Take from the listing each line that has the string "screenshot".

-------- DATASET RECORDS --------

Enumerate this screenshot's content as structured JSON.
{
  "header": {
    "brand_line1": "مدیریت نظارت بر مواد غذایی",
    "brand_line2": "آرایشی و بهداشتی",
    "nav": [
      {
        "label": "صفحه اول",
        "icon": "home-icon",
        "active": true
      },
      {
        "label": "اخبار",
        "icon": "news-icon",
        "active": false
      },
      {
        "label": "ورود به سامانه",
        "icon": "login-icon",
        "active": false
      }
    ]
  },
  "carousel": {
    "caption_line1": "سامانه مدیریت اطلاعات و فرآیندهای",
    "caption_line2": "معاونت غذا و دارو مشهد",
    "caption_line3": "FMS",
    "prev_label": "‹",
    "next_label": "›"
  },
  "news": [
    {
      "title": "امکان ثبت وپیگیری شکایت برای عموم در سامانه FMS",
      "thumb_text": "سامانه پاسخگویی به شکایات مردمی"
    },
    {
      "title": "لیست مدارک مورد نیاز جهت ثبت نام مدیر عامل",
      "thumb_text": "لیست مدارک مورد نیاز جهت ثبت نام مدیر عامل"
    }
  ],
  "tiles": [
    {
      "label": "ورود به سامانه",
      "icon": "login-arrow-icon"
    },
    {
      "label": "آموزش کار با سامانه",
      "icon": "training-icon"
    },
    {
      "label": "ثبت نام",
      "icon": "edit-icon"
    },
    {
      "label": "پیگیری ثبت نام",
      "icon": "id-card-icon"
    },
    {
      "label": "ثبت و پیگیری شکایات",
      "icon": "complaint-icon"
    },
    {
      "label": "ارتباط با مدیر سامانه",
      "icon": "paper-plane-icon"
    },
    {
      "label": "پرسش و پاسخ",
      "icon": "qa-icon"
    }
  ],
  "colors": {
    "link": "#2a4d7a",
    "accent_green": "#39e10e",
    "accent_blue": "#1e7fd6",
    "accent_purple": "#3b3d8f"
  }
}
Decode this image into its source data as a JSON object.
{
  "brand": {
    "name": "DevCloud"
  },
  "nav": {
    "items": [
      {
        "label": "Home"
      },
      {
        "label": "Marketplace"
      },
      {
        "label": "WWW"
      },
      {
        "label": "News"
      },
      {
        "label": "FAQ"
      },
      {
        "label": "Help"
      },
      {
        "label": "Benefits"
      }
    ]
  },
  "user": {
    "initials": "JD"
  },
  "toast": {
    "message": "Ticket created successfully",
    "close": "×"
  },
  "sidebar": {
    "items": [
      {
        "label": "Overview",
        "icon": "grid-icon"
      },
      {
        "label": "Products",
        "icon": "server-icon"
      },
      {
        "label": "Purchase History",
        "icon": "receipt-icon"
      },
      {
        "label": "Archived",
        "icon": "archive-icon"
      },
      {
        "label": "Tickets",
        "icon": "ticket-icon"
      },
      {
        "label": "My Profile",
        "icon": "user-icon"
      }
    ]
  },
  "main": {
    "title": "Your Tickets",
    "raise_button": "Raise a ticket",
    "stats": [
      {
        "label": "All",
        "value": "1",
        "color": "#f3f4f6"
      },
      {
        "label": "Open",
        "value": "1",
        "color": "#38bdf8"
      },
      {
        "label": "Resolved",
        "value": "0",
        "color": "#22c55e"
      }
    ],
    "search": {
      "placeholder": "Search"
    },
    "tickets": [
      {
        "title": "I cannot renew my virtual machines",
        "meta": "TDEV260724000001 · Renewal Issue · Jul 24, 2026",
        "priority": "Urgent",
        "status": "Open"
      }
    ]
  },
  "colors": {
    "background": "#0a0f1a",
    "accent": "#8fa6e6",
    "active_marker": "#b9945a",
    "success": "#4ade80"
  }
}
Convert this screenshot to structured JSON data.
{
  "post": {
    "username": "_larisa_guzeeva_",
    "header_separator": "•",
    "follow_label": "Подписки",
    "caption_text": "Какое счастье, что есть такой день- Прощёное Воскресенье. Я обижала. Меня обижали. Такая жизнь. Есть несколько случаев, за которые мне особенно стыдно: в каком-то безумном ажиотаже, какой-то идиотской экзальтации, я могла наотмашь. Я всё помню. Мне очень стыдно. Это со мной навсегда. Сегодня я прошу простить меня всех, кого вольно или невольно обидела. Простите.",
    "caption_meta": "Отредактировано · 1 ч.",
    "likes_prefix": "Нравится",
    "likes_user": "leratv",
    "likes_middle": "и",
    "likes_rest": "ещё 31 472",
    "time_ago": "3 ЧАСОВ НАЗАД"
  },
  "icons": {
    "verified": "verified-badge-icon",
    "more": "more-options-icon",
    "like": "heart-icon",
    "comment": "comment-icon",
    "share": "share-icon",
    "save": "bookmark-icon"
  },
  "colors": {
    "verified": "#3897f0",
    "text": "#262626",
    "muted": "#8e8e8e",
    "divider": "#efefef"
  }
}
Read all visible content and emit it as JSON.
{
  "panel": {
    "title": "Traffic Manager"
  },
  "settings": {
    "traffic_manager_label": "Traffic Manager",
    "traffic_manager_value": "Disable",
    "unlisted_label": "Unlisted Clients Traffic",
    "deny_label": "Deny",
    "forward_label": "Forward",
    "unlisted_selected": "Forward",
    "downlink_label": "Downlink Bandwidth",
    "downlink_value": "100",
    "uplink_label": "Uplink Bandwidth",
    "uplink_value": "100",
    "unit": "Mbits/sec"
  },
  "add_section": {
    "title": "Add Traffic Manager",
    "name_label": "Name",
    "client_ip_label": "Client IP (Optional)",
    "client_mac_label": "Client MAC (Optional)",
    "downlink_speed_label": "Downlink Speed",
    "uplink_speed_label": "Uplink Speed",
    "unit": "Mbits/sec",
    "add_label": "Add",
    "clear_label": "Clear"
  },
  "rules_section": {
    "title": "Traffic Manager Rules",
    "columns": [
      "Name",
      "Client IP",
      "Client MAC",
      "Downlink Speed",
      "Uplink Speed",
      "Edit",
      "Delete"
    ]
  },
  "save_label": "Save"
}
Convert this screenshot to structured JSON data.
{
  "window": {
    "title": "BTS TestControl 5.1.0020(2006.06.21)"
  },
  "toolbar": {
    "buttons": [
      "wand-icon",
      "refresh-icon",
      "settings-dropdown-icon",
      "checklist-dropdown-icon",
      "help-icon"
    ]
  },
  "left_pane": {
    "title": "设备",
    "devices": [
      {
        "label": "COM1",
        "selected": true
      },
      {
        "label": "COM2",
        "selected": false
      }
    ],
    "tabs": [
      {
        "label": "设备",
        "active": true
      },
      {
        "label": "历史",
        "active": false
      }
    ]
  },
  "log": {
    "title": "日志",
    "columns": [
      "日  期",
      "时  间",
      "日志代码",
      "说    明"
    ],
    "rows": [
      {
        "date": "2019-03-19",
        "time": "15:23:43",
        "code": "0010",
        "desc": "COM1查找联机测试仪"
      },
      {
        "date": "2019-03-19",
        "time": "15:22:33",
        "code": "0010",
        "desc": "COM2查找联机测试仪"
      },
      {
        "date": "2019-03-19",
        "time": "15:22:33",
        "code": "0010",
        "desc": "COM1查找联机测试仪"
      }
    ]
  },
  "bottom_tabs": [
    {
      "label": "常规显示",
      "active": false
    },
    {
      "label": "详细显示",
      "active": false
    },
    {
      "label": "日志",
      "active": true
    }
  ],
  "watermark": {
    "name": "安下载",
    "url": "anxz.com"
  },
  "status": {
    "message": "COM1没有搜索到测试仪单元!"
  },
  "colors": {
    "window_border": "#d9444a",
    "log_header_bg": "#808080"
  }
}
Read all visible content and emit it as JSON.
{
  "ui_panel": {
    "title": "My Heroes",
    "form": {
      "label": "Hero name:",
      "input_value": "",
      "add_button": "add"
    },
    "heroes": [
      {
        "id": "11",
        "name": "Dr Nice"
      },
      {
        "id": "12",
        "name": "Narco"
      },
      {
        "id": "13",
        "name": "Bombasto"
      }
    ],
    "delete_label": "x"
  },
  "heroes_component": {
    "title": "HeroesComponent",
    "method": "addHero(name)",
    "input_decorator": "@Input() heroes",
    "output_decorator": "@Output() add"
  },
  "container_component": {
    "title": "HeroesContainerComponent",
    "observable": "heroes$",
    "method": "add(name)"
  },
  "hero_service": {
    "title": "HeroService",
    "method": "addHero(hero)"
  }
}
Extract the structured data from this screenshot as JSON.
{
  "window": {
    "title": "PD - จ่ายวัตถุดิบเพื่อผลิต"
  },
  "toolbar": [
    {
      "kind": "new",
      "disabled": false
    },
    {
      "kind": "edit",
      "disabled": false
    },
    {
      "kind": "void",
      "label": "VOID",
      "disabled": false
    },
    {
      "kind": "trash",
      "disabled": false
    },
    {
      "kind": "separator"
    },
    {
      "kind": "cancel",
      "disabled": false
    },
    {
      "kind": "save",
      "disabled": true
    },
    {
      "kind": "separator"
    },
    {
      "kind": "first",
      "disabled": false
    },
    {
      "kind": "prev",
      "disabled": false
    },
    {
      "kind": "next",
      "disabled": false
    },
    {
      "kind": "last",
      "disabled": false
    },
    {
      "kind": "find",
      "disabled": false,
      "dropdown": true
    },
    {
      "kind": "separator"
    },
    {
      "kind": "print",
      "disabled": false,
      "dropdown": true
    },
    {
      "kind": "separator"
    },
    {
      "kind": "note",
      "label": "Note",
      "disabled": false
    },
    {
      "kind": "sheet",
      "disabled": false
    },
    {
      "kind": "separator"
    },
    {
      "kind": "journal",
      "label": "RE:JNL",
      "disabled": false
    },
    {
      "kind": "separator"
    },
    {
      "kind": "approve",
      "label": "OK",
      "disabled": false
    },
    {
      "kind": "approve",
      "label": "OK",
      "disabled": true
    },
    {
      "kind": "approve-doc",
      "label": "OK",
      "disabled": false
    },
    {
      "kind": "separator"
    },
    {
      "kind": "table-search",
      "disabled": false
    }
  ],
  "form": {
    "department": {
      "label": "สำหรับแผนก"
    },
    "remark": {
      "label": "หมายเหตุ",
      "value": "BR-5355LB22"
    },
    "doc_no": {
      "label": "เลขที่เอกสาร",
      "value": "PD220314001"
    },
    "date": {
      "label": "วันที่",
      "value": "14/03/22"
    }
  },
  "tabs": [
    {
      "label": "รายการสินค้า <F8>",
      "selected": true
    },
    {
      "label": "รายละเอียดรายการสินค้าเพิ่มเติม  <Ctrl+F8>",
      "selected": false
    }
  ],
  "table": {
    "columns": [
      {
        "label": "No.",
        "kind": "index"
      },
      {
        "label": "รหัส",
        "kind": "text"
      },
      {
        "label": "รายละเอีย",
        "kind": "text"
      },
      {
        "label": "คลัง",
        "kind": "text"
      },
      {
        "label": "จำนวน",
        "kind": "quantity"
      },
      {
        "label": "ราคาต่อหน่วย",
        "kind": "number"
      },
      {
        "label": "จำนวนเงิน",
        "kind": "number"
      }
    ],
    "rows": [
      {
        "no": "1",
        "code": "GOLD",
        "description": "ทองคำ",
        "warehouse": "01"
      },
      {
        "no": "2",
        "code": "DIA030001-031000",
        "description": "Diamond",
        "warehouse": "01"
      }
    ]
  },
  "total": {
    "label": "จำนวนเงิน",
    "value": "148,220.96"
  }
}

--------

* [REPLY TO THE TASK]
Enumerate this screenshot's content as structured JSON.
Convert this screenshot to structured JSON data.
Convert this screenshot to structured JSON data.
Extract the structured data from this screenshot as JSON.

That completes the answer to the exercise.